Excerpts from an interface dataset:
---

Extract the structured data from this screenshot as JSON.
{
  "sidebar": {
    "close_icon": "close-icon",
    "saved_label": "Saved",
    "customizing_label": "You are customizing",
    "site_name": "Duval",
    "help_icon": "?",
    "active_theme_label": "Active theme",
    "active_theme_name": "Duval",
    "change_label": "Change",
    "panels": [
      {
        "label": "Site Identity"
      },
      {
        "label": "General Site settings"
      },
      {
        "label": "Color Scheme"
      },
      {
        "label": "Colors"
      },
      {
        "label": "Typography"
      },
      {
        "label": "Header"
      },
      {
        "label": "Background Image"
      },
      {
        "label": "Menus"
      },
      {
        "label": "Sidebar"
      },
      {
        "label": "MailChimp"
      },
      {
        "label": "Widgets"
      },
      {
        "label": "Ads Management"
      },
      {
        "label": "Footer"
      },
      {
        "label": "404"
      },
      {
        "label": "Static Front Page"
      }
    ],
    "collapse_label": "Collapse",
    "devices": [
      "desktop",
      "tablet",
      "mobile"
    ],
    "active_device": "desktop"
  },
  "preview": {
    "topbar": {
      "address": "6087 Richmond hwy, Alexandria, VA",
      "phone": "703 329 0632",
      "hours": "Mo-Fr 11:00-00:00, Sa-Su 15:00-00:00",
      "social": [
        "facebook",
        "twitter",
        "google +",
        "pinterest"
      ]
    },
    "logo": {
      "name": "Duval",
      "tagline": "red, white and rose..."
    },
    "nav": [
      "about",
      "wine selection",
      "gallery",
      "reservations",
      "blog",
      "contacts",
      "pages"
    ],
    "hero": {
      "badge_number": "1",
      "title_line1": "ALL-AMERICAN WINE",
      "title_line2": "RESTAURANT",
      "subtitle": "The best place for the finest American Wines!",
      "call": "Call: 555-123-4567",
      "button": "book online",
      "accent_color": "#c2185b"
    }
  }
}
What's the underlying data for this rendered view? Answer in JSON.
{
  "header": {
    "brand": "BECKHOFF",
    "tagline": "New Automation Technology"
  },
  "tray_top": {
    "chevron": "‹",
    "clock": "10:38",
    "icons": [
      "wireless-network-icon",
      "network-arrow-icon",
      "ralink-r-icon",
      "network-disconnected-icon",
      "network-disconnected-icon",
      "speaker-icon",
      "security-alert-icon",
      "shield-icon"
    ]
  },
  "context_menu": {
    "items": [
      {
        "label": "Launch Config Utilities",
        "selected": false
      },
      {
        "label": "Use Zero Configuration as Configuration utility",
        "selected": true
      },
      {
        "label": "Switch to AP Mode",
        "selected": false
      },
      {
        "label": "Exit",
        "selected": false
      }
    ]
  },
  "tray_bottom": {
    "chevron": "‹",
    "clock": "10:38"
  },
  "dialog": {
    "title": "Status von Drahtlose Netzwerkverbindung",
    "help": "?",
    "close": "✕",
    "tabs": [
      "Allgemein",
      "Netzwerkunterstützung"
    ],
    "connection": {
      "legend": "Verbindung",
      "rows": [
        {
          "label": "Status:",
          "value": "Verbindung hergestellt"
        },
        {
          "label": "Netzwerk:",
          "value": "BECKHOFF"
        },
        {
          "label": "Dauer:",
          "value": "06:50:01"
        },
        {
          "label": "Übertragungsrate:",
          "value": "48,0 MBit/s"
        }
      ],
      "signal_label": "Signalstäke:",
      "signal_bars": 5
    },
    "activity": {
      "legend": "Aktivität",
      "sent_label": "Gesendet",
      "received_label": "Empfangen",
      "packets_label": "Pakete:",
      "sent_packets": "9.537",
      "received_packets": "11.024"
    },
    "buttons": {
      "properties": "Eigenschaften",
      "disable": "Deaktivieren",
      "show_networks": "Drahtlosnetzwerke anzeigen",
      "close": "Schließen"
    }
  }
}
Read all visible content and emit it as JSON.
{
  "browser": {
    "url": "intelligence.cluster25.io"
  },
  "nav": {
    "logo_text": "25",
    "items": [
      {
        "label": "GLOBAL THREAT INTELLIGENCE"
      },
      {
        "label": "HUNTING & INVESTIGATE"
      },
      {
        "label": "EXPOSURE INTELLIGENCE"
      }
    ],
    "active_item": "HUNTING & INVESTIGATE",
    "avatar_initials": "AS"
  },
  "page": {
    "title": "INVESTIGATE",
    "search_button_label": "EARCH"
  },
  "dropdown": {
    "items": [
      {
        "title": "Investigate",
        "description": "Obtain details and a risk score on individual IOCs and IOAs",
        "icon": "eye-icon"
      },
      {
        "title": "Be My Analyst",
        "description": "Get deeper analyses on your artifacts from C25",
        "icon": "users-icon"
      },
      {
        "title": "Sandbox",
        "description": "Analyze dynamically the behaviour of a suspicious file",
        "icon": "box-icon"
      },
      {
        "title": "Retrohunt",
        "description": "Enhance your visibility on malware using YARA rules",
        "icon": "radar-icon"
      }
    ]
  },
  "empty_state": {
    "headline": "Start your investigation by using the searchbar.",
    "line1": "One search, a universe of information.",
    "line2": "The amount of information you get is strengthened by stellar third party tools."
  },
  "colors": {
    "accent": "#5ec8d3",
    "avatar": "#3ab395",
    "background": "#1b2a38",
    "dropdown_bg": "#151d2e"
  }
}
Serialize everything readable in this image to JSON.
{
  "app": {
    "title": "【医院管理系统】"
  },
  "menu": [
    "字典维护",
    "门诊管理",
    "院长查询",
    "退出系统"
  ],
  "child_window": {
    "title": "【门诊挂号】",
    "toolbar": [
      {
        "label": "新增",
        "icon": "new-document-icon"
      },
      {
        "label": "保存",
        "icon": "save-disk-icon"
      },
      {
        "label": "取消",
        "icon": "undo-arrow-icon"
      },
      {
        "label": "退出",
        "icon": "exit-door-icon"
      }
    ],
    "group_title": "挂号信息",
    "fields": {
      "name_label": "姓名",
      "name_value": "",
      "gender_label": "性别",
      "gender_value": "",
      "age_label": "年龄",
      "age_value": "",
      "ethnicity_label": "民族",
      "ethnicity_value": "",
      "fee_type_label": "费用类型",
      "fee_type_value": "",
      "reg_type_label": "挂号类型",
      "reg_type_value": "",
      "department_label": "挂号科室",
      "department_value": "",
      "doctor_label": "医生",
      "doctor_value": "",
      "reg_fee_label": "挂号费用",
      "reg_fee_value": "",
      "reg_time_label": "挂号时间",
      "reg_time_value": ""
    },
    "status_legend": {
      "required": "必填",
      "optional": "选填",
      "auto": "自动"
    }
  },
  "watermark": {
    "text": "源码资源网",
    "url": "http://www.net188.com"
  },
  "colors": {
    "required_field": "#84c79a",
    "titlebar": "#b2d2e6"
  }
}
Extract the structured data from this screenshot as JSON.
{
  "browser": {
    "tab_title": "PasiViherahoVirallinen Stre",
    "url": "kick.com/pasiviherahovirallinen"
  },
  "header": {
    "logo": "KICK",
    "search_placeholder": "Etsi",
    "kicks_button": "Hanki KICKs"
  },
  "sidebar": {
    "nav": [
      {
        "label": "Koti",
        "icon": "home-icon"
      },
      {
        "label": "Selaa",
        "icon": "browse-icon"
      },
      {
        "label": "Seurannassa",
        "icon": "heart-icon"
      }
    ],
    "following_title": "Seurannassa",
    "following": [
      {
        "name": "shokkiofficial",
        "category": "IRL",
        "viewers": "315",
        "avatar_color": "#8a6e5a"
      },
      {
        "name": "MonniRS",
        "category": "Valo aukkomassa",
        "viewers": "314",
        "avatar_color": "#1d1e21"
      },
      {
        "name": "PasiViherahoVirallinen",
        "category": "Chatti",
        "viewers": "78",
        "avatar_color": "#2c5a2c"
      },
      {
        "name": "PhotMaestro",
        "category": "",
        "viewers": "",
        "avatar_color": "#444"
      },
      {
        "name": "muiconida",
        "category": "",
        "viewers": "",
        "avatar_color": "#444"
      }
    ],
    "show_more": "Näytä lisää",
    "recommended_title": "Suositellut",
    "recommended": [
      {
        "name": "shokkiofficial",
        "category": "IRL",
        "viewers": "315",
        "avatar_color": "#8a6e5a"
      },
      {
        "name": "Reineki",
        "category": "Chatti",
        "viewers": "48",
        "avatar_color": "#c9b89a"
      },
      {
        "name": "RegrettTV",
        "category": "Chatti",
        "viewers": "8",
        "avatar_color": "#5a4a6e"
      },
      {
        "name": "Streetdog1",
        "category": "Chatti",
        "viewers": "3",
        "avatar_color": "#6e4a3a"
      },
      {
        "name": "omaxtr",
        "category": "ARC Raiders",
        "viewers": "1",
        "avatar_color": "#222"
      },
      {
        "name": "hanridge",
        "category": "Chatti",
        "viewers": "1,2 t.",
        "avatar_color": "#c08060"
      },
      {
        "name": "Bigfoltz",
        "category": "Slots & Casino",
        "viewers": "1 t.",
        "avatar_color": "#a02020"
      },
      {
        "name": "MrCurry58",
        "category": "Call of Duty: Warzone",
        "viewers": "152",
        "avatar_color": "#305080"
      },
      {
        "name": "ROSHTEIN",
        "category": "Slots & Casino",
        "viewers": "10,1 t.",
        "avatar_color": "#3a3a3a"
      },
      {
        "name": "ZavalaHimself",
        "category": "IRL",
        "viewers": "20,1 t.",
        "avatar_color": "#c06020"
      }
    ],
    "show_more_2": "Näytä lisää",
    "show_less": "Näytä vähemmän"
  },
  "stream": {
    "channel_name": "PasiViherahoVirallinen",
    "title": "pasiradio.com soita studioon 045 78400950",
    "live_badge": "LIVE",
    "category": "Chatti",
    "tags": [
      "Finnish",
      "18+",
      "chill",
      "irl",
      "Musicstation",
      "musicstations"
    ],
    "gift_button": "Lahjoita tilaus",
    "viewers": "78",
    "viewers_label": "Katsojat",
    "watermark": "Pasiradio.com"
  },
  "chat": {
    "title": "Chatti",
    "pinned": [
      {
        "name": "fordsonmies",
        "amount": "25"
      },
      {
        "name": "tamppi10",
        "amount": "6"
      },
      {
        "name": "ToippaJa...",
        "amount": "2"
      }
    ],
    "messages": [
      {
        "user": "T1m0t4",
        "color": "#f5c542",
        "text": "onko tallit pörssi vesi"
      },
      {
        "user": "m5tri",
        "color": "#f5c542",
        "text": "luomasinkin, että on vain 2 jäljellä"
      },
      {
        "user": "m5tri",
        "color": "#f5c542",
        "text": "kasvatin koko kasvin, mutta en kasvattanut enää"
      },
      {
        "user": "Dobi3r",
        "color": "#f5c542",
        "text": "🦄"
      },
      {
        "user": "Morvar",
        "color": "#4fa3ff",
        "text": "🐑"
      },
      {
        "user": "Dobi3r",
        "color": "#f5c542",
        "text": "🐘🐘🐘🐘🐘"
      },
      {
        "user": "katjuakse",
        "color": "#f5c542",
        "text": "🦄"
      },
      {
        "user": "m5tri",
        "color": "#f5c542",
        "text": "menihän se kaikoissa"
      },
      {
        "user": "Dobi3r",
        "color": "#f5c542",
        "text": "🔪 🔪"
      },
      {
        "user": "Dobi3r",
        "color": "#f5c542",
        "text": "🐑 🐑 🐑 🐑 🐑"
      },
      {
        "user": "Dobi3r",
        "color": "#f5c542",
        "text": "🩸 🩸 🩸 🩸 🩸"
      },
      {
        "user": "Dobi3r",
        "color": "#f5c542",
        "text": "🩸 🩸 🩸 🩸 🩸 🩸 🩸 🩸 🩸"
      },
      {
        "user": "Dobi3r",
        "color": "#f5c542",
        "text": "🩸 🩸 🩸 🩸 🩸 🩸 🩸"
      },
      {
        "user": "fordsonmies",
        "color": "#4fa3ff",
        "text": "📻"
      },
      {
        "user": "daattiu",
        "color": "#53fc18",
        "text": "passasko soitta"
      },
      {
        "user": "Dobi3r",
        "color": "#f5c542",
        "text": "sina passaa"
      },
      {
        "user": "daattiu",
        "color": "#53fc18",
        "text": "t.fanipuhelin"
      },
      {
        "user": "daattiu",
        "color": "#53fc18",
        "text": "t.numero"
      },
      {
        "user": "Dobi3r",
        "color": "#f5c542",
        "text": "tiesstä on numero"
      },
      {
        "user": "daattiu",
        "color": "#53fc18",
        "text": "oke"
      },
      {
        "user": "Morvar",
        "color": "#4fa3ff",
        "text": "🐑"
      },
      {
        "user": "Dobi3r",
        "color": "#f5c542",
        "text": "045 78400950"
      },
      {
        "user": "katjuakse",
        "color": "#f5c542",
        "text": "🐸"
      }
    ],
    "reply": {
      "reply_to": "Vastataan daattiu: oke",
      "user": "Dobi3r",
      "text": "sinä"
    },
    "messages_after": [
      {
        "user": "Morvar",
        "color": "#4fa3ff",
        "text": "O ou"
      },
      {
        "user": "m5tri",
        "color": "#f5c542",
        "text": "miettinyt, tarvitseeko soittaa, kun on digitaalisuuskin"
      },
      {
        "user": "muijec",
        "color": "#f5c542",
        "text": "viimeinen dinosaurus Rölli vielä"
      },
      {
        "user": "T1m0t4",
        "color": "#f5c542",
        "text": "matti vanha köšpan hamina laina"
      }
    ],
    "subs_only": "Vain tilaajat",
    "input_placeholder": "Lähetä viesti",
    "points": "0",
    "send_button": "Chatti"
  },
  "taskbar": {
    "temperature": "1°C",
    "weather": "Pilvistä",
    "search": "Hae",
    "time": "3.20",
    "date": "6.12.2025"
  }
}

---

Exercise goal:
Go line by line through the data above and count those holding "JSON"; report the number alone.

Exercise result:
5